▶ **Exercise description**: Restate every record exactly as it is written, while omitting the pictures it holds.

▶ **The data**:
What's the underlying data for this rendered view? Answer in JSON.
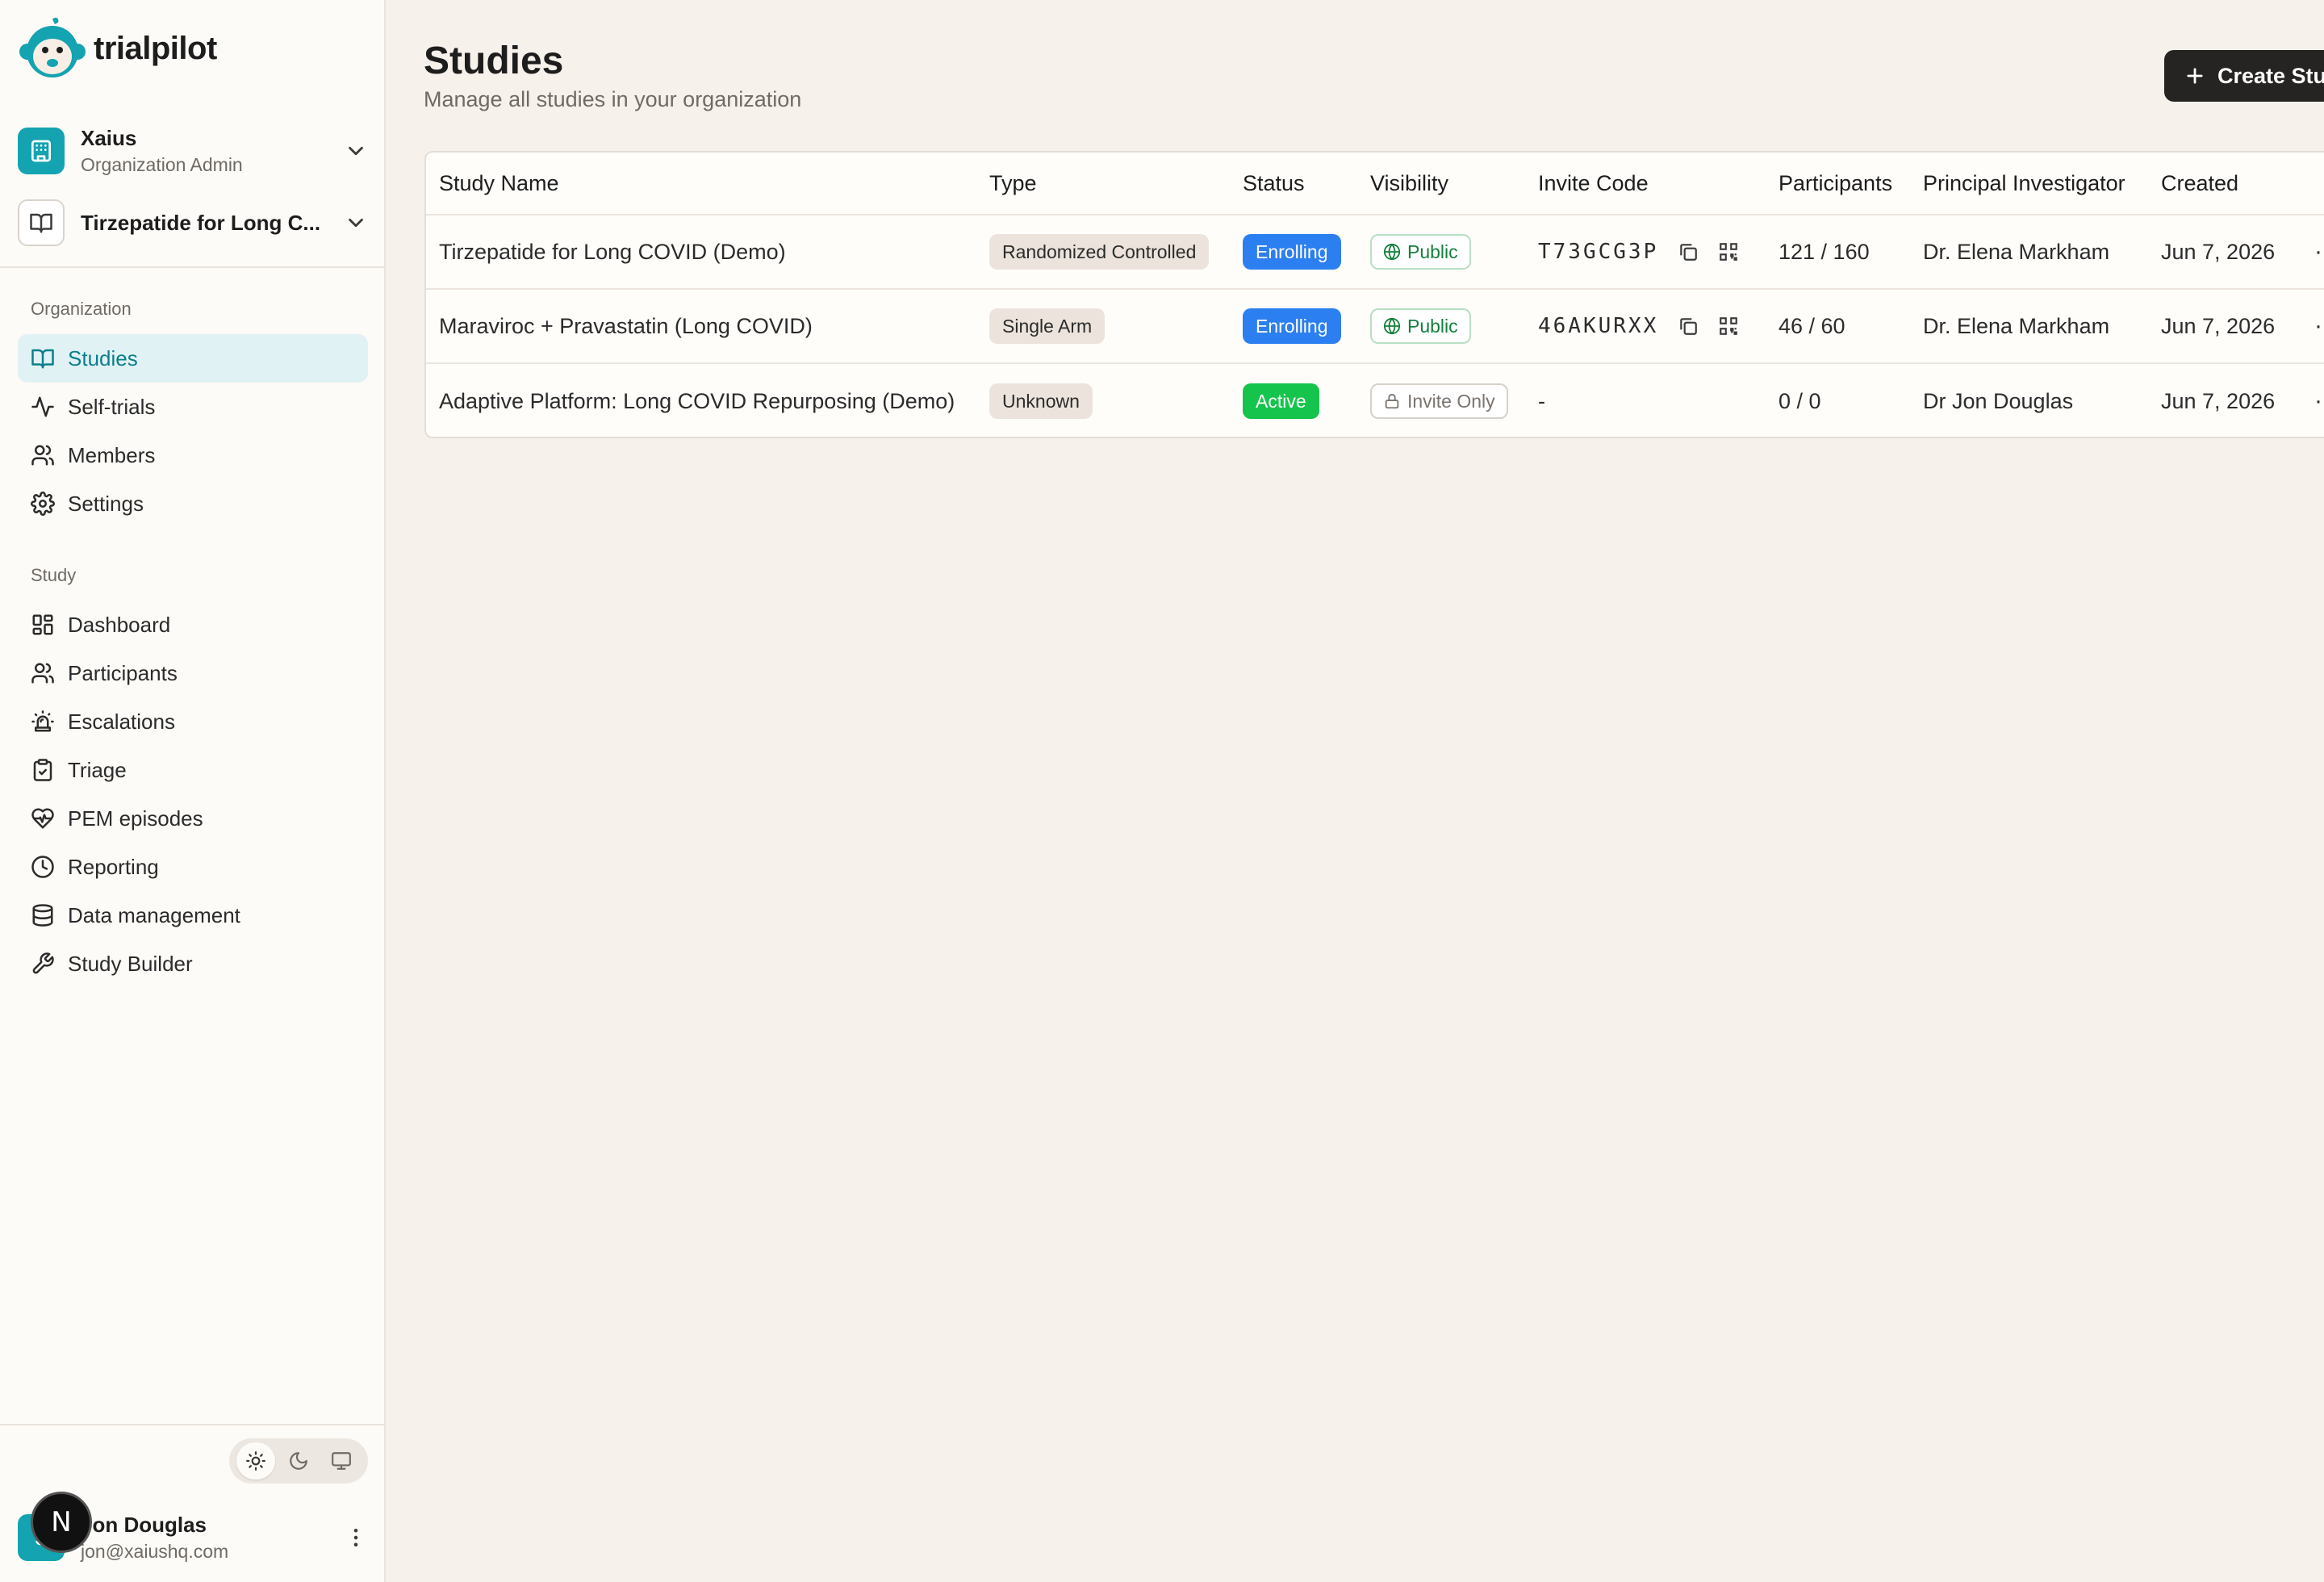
{
  "app": {
    "name": "trialpilot"
  },
  "org_switcher": {
    "name": "Xaius",
    "role": "Organization Admin"
  },
  "study_switcher": {
    "name": "Tirzepatide for Long C..."
  },
  "sidebar": {
    "org_section_label": "Organization",
    "org_items": [
      {
        "label": "Studies",
        "icon": "book-icon",
        "active": true
      },
      {
        "label": "Self-trials",
        "icon": "activity-icon"
      },
      {
        "label": "Members",
        "icon": "users-icon"
      },
      {
        "label": "Settings",
        "icon": "gear-icon"
      }
    ],
    "study_section_label": "Study",
    "study_items": [
      {
        "label": "Dashboard",
        "icon": "grid-icon"
      },
      {
        "label": "Participants",
        "icon": "users-icon"
      },
      {
        "label": "Escalations",
        "icon": "siren-icon"
      },
      {
        "label": "Triage",
        "icon": "clipboard-check-icon"
      },
      {
        "label": "PEM episodes",
        "icon": "heart-pulse-icon"
      },
      {
        "label": "Reporting",
        "icon": "clock-icon"
      },
      {
        "label": "Data management",
        "icon": "database-icon"
      },
      {
        "label": "Study Builder",
        "icon": "wrench-icon"
      }
    ]
  },
  "theme": {
    "selected": "light"
  },
  "user": {
    "name": "Jon Douglas",
    "email": "jon@xaiushq.com",
    "initial": "J"
  },
  "dev_badge": {
    "letter": "N"
  },
  "page": {
    "title": "Studies",
    "subtitle": "Manage all studies in your organization",
    "create_label": "Create Study"
  },
  "table": {
    "headers": {
      "name": "Study Name",
      "type": "Type",
      "status": "Status",
      "visibility": "Visibility",
      "invite": "Invite Code",
      "participants": "Participants",
      "pi": "Principal Investigator",
      "created": "Created"
    },
    "rows": [
      {
        "name": "Tirzepatide for Long COVID (Demo)",
        "type": "Randomized Controlled",
        "status": "Enrolling",
        "visibility": "Public",
        "invite": "T73GCG3P",
        "participants": "121 / 160",
        "pi": "Dr. Elena Markham",
        "created": "Jun 7, 2026",
        "more": "···"
      },
      {
        "name": "Maraviroc + Pravastatin (Long COVID)",
        "type": "Single Arm",
        "status": "Enrolling",
        "visibility": "Public",
        "invite": "46AKURXX",
        "participants": "46 / 60",
        "pi": "Dr. Elena Markham",
        "created": "Jun 7, 2026",
        "more": "···"
      },
      {
        "name": "Adaptive Platform: Long COVID Repurposing (Demo)",
        "type": "Unknown",
        "status": "Active",
        "visibility": "Invite Only",
        "invite": "-",
        "participants": "0 / 0",
        "pi": "Dr Jon Douglas",
        "created": "Jun 7, 2026",
        "more": "···"
      }
    ]
  },
  "colors": {
    "accent": "#14a3b0",
    "enrolling": "#2c7ff0",
    "active": "#15c44c",
    "public": "#15803d"
  }
}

▶ **Exercise answer**:
What's the underlying data for this rendered view? Answer in JSON.
{
  "app": {
    "name": "trialpilot"
  },
  "org_switcher": {
    "name": "Xaius",
    "role": "Organization Admin"
  },
  "study_switcher": {
    "name": "Tirzepatide for Long C..."
  },
  "sidebar": {
    "org_section_label": "Organization",
    "org_items": [
      {
        "label": "Studies",
        "icon": "book-icon",
        "active": true
      },
      {
        "label": "Self-trials",
        "icon": "activity-icon"
      },
      {
        "label": "Members",
        "icon": "users-icon"
      },
      {
        "label": "Settings",
        "icon": "gear-icon"
      }
    ],
    "study_section_label": "Study",
    "study_items": [
      {
        "label": "Dashboard",
        "icon": "grid-icon"
      },
      {
        "label": "Participants",
        "icon": "users-icon"
      },
      {
        "label": "Escalations",
        "icon": "siren-icon"
      },
      {
        "label": "Triage",
        "icon": "clipboard-check-icon"
      },
      {
        "label": "PEM episodes",
        "icon": "heart-pulse-icon"
      },
      {
        "label": "Reporting",
        "icon": "clock-icon"
      },
      {
        "label": "Data management",
        "icon": "database-icon"
      },
      {
        "label": "Study Builder",
        "icon": "wrench-icon"
      }
    ]
  },
  "theme": {
    "selected": "light"
  },
  "user": {
    "name": "Jon Douglas",
    "email": "jon@xaiushq.com",
    "initial": "J"
  },
  "dev_badge": {
    "letter": "N"
  },
  "page": {
    "title": "Studies",
    "subtitle": "Manage all studies in your organization",
    "create_label": "Create Study"
  },
  "table": {
    "headers": {
      "name": "Study Name",
      "type": "Type",
      "status": "Status",
      "visibility": "Visibility",
      "invite": "Invite Code",
      "participants": "Participants",
      "pi": "Principal Investigator",
      "created": "Created"
    },
    "rows": [
      {
        "name": "Tirzepatide for Long COVID (Demo)",
        "type": "Randomized Controlled",
        "status": "Enrolling",
        "visibility": "Public",
        "invite": "T73GCG3P",
        "participants": "121 / 160",
        "pi": "Dr. Elena Markham",
        "created": "Jun 7, 2026",
        "more": "···"
      },
      {
        "name": "Maraviroc + Pravastatin (Long COVID)",
        "type": "Single Arm",
        "status": "Enrolling",
        "visibility": "Public",
        "invite": "46AKURXX",
        "participants": "46 / 60",
        "pi": "Dr. Elena Markham",
        "created": "Jun 7, 2026",
        "more": "···"
      },
      {
        "name": "Adaptive Platform: Long COVID Repurposing (Demo)",
        "type": "Unknown",
        "status": "Active",
        "visibility": "Invite Only",
        "invite": "-",
        "participants": "0 / 0",
        "pi": "Dr Jon Douglas",
        "created": "Jun 7, 2026",
        "more": "···"
      }
    ]
  },
  "colors": {
    "accent": "#14a3b0",
    "enrolling": "#2c7ff0",
    "active": "#15c44c",
    "public": "#15803d"
  }
}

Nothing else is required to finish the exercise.